Extracted entries:
☆ ☆ ☆ ☆ ☆

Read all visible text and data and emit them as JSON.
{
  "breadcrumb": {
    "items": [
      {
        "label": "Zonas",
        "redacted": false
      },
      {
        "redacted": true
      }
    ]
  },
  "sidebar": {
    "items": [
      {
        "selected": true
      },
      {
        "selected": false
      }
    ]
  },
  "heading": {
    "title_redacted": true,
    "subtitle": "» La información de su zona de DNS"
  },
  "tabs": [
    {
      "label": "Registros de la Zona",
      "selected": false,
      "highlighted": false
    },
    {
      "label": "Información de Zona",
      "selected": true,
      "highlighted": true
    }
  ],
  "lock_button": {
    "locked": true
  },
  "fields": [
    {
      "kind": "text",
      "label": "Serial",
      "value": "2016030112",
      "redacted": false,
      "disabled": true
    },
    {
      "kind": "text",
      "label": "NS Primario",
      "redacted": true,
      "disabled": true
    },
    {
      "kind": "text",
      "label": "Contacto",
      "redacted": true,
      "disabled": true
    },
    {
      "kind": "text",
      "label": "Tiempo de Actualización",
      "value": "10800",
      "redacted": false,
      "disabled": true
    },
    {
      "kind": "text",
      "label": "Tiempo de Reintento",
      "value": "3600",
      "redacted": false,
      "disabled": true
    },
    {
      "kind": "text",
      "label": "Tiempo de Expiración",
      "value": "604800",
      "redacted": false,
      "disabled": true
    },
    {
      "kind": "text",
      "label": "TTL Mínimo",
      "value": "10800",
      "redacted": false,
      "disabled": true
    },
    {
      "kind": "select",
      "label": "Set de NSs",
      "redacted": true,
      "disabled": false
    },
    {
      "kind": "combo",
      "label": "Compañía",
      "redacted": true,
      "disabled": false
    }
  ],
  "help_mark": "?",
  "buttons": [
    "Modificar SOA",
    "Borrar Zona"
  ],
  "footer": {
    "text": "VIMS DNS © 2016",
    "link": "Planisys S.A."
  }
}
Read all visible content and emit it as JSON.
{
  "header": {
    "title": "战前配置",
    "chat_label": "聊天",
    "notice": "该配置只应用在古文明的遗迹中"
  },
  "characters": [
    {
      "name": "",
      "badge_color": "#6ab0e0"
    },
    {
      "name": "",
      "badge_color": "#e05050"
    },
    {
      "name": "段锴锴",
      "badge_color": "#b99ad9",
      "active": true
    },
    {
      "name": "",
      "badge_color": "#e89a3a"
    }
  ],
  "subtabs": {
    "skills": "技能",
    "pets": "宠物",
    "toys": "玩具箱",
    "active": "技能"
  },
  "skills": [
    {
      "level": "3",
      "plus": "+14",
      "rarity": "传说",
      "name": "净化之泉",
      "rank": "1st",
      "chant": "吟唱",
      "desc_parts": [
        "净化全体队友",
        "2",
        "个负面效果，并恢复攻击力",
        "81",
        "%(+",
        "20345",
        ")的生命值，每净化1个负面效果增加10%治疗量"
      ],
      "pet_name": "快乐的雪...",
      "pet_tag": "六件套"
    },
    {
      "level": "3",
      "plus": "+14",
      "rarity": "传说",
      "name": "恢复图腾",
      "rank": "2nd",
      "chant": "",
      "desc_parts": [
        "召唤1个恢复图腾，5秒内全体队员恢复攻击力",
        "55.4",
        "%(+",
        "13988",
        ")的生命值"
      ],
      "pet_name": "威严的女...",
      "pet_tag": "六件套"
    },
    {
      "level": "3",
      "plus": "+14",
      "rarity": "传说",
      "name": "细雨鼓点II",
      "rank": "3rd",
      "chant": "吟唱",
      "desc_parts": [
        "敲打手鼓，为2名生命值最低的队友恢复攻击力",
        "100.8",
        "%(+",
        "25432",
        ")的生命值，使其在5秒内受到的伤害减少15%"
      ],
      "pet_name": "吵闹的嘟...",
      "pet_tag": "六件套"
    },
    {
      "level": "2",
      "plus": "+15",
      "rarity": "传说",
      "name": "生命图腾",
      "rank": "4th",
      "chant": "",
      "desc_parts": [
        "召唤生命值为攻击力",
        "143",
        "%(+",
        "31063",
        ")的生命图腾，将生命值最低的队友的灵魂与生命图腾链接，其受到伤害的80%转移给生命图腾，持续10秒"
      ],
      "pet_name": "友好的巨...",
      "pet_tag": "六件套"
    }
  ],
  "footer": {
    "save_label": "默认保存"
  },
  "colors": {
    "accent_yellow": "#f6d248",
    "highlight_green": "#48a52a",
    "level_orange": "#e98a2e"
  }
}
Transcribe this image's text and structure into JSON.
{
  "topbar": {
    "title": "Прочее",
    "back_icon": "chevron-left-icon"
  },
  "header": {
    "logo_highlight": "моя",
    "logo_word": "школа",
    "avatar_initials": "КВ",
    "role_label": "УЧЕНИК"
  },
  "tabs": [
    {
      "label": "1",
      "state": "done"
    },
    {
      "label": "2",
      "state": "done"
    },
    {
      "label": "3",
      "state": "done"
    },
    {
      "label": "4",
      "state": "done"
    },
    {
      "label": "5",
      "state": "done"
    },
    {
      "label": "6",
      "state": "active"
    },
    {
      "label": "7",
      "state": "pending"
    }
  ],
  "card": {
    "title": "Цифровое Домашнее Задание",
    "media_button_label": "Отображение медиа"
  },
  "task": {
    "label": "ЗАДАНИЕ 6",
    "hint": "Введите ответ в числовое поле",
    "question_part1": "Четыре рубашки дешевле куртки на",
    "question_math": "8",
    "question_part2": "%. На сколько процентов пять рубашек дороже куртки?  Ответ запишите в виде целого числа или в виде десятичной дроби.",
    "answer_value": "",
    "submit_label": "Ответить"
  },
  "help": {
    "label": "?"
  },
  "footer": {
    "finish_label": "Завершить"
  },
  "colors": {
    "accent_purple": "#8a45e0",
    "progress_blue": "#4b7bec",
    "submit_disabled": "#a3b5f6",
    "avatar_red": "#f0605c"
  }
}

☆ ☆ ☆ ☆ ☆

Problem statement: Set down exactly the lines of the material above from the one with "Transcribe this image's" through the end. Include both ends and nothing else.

Answer space:
Transcribe this image's text and structure into JSON.
{
  "topbar": {
    "title": "Прочее",
    "back_icon": "chevron-left-icon"
  },
  "header": {
    "logo_highlight": "моя",
    "logo_word": "школа",
    "avatar_initials": "КВ",
    "role_label": "УЧЕНИК"
  },
  "tabs": [
    {
      "label": "1",
      "state": "done"
    },
    {
      "label": "2",
      "state": "done"
    },
    {
      "label": "3",
      "state": "done"
    },
    {
      "label": "4",
      "state": "done"
    },
    {
      "label": "5",
      "state": "done"
    },
    {
      "label": "6",
      "state": "active"
    },
    {
      "label": "7",
      "state": "pending"
    }
  ],
  "card": {
    "title": "Цифровое Домашнее Задание",
    "media_button_label": "Отображение медиа"
  },
  "task": {
    "label": "ЗАДАНИЕ 6",
    "hint": "Введите ответ в числовое поле",
    "question_part1": "Четыре рубашки дешевле куртки на",
    "question_math": "8",
    "question_part2": "%. На сколько процентов пять рубашек дороже куртки?  Ответ запишите в виде целого числа или в виде десятичной дроби.",
    "answer_value": "",
    "submit_label": "Ответить"
  },
  "help": {
    "label": "?"
  },
  "footer": {
    "finish_label": "Завершить"
  },
  "colors": {
    "accent_purple": "#8a45e0",
    "progress_blue": "#4b7bec",
    "submit_disabled": "#a3b5f6",
    "avatar_red": "#f0605c"
  }
}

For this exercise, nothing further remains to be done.